Xiaomi Redmi Pro simulated bokeh effects: great results at a very affordable price

Xiaomi Redmi Pro simulated bokeh effects: great results at a very affordable price

My intention with this post is to share my experience using this phone's camera, primarily focused on the main headline feature it brings: simulated bokeh (blurred background) through a dual lens set up and advanced algorithms. If you are looking for a detailed review on this phone, there are plenty of other places you can go.

I'll start with the conclusion: although not perfect, the results this camera offer are really impressive compared to any device currently in the market. When you factor in the fact that you can buy this phone for only US$ 259,00 unlocked, this is by far one of the best bangs for the buck currently around.

Simulated depth of field is not new in smartphone cameras. HTC introduced it with the not-so-popular HTC One M8, Huawei recently launched the P9 (in partnership with Leica) and Google offers this capability to any Android smartphone running their camera app. The difference from the Google approach is that, since if functions with phones with one single lens, it requires you to move up your device in a specific way to be able to measure depth.

Last, but certainly not least, the introduction of the iPhone 7 plus with a similar effect (called Portrait mode) got many more photographers interested in the potential of computational photography. 

Here are the specs for the camera:

  1. Primary: Dual 13 MP + 5MP, f/2.0, phase detection autofocus, dual-LED (dual tone) flash
  2. Geo-tagging, touch focus, face detection, HDR, panorama
  3. Video: 1080p@30fps, 720p@120fps
  4. Secondary: 5 MP, f/2.0, 1080p

Xiaomi's MIUI interface is heavily "influenced" by iOS, and the camera interface is no different: clean, well-designed and intuitive.

To take advantage of the depth of field effect, click on the "camera lens" icon to activate the "stereo" mode and pick from the equivalent simulated aperture values available (from f0.95 to f5.6). Focus is generally fast and you can have an idea of how much blur the camera is adding before you take the shot. You can also change the amount of blur at any time later.

In general, the algorithm does a great job in making the effect look natural. However, in more complex compositions and upon closer inspection, one can see that the transition area is not always perfect. To compensate for that, I usually chose a "smaller" aperture to help the image look better.

Below are some some shots using this feature. The top 2 are straight out of the device and the other 3 were edited using Snapseed.

Simulated f0 . 95, unedited

Simulated f0.95, unedited

Simulated f2 . 0, unedited

Simulated f2.0, unedited

Simulated f0 . 95, edited on Snapseed, optimized for Instagram

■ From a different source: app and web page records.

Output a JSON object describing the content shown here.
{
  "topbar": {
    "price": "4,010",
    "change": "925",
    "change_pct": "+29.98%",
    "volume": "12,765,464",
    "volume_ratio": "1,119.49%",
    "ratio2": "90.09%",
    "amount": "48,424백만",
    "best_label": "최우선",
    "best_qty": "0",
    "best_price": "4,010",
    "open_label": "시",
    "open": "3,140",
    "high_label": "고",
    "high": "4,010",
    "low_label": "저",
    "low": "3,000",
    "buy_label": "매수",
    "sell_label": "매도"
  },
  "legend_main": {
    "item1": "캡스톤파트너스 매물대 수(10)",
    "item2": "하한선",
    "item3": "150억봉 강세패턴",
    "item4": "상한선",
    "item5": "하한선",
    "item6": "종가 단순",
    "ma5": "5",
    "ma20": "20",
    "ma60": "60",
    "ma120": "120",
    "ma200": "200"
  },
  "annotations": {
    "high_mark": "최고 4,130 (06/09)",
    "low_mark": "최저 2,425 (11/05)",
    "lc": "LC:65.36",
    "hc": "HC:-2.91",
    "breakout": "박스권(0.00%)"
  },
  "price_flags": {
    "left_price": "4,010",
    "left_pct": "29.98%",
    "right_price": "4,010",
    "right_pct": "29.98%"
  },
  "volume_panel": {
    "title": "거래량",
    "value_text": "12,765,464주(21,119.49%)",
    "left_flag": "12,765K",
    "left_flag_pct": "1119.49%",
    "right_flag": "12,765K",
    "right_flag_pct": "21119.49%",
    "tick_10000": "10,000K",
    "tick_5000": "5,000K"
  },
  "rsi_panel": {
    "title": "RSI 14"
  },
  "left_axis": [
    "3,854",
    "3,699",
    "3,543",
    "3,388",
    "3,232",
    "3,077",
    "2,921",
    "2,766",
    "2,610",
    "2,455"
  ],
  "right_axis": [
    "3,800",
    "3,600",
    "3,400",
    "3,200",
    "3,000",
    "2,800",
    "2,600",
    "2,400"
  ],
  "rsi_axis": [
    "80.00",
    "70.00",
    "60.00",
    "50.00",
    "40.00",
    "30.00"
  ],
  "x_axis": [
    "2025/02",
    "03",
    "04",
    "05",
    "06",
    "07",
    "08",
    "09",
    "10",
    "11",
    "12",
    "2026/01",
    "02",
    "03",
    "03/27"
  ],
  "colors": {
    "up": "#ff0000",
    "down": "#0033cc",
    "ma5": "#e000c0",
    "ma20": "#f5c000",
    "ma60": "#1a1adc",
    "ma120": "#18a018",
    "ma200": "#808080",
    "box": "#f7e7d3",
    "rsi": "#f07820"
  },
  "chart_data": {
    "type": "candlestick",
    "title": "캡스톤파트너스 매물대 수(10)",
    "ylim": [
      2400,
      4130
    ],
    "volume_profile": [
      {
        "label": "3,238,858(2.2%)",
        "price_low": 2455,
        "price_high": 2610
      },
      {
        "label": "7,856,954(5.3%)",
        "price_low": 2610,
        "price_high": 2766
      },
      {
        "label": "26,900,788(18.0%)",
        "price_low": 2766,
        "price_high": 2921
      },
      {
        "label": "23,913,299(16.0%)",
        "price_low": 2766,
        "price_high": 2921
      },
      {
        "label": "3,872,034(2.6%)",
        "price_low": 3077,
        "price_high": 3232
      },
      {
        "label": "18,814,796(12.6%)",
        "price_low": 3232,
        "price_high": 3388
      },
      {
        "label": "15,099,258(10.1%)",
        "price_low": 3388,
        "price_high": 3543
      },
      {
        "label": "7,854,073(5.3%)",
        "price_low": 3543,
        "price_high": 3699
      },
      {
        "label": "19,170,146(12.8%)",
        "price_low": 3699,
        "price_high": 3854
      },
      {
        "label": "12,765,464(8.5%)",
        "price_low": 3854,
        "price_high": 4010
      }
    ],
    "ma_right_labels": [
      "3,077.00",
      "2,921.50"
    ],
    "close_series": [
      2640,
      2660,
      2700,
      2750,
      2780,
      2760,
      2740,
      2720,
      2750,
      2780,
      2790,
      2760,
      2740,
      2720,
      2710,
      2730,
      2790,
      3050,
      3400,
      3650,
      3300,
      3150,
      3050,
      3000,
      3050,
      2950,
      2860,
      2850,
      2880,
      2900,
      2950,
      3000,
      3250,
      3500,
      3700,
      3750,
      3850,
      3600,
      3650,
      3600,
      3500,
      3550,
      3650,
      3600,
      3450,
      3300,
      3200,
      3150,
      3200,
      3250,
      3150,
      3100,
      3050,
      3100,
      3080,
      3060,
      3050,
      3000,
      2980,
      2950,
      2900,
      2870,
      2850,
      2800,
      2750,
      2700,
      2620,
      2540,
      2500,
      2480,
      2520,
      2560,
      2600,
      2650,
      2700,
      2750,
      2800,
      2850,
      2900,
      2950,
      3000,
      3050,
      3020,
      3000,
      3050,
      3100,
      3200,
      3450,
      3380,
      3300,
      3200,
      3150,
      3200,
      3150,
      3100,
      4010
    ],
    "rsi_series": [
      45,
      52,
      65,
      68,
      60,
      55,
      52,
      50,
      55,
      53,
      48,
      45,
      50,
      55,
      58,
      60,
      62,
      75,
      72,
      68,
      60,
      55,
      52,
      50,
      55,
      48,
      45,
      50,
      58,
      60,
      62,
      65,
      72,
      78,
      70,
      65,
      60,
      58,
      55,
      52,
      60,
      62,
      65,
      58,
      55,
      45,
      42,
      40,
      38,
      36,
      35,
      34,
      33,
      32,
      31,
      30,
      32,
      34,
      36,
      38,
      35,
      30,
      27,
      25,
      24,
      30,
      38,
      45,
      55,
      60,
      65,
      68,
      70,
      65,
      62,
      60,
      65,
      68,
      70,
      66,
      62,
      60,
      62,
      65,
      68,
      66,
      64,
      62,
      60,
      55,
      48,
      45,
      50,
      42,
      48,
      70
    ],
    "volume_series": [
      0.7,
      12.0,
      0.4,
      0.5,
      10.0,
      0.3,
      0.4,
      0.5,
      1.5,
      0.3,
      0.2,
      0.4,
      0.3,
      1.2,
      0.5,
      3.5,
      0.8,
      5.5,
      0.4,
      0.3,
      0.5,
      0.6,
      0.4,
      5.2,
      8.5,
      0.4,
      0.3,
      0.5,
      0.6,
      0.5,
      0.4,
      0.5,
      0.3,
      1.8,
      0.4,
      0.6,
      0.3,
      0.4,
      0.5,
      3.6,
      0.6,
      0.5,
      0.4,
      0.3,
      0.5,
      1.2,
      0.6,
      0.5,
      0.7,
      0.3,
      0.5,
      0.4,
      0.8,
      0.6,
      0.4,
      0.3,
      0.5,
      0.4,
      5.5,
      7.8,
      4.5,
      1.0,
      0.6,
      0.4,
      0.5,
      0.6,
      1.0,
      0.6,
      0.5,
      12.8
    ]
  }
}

Simulated f0.95, edited on Snapseed, optimized for Instagram

Simulated f0 . 95, edited on Snapseed, optimized for Instagram

Simulated f0.95, edited on Snapseed, optimized for Instagram

Simulated f2 . 0, edited on Snapseed, optimized for Instagram

Simulated f2.0, edited on Snapseed, optimized for Instagram

As you can see from the samples above, the effect opens up many creative possibilities. I don't suggest you get rid of your camera with fast prime lenses yet, but I find it very nice to have these capabilities in my pocket. 

Before I wrap up, I wanted to share my thoughts in general about the phone. I have been using it for almost a month and really like it. Below are my main observations:


  1. Build quality is great. The metal finish is on par with most flagship phones around.
  2. The 1080p AMOLED screen is one of the best I've used.
  3. Performance is top notch: no lags, everything just works. The deca-core processor does a solid job.
  4. MIUI is unique, but I like the aesthetics.
  5. Battery life is very good: I usually reach bedtime with 30-40% of battery life left every day.


  1. The phone is not light. I particularly like its "heft", but at 174g, there are certainly lighter phones available.
  2. Since the device is not officially available internationally, it takes some work to get it functioning properly around Google's (not Xiaomi's) ecosystem. You get a few notifications in Chinese, but once you learn how to hide them, things work perfectly well.
  3. For some weird reason, it doesn't support 5 GHz Wi-fi. I doubt you will notice it in everyday use, but it makes the device less future-proof.
  4. MIUI's default power management setting is too aggressive, and I initially found myself missing WhatsApp or Slack messages because the phone was constantly closing the apps in the background. Disabling this mode fixes the issue with little impact on battery life.

If you want to give it a try, I purchased mine in Ireland through Honorbuy and had a great experience.

Brazilian, proud husband and father, photo geek, Beatlemaniac. Living in Dublin, Ireland. Leading Squarespace in EMEA.